** Exercise aim **
Which lines in the data below contain the word "name"? Pull each of them out.

** Data for processing **
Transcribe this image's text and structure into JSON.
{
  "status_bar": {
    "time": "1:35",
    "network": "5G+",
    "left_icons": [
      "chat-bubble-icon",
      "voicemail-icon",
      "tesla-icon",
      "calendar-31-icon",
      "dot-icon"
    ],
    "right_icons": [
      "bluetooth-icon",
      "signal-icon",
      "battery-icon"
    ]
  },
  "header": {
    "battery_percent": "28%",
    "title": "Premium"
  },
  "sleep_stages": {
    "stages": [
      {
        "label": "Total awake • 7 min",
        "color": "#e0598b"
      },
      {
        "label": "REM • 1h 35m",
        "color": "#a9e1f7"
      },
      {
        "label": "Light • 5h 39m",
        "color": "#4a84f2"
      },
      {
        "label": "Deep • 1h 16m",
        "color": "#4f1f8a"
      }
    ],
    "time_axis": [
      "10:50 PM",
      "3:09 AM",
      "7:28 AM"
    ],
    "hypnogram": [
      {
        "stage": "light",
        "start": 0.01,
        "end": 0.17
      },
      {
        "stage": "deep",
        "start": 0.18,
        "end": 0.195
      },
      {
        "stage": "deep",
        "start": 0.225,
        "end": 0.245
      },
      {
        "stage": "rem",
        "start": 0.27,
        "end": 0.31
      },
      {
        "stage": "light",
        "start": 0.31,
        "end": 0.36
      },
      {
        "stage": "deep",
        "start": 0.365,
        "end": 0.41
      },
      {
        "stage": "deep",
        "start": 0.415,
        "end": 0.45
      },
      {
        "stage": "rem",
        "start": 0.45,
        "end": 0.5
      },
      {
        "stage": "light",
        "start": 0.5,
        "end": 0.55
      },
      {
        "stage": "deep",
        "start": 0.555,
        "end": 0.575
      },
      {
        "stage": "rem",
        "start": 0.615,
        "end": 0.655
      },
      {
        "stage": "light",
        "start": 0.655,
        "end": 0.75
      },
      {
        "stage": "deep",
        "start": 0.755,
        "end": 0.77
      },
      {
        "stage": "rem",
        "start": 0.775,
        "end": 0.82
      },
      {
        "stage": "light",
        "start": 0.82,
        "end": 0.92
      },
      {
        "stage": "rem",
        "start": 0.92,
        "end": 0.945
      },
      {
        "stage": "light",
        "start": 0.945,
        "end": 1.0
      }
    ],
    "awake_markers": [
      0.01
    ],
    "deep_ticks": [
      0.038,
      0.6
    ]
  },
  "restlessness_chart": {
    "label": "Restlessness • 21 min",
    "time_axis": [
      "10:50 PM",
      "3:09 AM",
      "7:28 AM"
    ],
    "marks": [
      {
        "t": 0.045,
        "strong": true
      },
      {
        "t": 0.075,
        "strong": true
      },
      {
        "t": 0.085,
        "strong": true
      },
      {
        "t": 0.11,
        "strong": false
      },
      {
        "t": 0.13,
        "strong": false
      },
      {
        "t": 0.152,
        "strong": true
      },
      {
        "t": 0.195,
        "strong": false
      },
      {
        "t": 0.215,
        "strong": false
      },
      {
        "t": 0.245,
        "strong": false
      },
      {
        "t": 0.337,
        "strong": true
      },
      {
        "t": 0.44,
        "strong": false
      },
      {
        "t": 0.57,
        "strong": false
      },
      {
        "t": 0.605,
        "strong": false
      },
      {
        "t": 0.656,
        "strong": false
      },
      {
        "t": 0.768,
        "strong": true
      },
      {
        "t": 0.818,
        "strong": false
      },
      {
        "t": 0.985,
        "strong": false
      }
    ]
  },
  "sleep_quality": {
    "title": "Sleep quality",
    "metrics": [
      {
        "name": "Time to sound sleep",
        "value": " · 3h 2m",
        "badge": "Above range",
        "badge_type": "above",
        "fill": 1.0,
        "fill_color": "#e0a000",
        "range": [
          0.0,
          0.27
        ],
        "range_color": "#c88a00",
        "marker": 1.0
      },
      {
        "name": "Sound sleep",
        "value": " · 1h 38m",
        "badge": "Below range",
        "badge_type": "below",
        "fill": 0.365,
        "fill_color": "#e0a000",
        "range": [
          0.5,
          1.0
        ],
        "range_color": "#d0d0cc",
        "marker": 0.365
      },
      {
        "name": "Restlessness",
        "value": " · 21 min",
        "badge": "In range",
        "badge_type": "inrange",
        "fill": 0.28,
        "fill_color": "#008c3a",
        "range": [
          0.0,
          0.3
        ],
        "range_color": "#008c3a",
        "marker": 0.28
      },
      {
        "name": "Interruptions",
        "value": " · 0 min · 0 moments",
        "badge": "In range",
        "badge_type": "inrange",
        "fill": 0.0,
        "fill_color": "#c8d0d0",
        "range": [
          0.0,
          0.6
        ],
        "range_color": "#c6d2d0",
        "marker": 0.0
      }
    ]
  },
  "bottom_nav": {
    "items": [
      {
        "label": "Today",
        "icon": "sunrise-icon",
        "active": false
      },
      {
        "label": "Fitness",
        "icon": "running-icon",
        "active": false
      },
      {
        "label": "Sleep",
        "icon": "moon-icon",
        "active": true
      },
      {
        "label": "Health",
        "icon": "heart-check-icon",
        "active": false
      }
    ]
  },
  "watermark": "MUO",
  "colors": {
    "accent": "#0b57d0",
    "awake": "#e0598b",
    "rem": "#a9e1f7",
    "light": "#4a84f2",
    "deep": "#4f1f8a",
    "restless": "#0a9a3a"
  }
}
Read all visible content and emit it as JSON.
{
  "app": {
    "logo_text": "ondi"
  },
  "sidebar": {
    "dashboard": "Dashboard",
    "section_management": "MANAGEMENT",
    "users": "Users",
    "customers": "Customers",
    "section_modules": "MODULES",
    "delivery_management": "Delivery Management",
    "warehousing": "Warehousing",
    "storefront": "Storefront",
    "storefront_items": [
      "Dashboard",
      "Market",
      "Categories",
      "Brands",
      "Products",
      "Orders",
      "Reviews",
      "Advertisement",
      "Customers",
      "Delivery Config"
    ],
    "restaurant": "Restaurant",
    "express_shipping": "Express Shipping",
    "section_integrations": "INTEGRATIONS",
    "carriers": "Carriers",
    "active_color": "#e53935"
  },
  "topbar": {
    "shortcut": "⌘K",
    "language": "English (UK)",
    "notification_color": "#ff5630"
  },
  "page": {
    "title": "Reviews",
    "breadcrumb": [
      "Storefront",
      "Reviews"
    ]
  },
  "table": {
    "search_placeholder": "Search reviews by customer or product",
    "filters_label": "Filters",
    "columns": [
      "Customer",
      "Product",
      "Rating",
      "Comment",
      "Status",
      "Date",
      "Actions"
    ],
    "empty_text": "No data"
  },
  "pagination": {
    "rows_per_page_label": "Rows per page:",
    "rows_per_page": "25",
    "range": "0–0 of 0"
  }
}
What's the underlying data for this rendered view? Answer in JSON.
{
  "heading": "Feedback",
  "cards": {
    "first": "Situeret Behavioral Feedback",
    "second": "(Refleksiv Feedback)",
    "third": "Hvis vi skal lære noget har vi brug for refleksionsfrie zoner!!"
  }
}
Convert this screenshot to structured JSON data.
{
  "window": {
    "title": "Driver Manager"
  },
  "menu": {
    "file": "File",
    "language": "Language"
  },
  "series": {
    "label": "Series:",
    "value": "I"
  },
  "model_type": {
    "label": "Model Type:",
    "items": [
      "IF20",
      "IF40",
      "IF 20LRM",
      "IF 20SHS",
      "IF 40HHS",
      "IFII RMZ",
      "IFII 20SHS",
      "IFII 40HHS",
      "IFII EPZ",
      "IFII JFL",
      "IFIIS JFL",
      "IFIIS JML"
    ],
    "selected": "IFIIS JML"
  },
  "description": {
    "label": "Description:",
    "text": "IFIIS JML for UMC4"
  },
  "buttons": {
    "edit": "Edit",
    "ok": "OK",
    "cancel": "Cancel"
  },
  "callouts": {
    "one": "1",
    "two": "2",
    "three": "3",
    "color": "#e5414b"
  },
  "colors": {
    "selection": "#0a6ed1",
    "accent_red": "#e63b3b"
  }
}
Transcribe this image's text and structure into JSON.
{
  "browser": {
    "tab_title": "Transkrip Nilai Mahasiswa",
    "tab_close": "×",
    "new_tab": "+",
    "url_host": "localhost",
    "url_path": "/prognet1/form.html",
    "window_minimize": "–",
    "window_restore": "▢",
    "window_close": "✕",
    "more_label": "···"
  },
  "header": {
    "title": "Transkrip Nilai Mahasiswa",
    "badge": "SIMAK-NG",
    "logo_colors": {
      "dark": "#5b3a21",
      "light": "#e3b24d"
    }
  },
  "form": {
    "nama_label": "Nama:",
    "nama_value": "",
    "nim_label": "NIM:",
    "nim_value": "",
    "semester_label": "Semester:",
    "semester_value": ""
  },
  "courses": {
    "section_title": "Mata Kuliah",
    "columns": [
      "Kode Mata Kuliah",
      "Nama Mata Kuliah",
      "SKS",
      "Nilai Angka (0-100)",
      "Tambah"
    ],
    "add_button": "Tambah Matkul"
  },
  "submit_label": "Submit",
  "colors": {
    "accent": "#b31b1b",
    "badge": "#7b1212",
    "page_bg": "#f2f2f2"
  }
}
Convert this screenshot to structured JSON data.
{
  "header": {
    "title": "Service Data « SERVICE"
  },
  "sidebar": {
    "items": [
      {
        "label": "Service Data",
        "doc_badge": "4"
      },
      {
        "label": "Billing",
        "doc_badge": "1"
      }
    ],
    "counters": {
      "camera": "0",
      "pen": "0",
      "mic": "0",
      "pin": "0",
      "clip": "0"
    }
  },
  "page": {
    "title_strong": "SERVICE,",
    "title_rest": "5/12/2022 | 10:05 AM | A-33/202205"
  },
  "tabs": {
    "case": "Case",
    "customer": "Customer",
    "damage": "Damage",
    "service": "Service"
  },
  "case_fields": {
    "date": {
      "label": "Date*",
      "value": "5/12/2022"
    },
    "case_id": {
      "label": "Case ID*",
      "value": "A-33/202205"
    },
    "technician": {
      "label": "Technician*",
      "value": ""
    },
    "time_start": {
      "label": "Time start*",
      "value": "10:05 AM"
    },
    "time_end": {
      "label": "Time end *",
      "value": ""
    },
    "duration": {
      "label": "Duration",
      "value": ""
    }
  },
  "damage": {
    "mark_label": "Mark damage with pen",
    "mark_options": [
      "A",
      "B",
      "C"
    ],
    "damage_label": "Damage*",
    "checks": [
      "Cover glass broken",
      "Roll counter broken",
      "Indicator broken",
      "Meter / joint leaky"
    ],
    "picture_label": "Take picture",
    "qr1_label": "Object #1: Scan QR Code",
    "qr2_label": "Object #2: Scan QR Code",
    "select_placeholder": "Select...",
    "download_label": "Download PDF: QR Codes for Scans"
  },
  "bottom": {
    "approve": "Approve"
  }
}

** Expected answer **
        "name": "Time to sound sleep",
        "name": "Sound sleep",
        "name": "Restlessness",
        "name": "Interruptions",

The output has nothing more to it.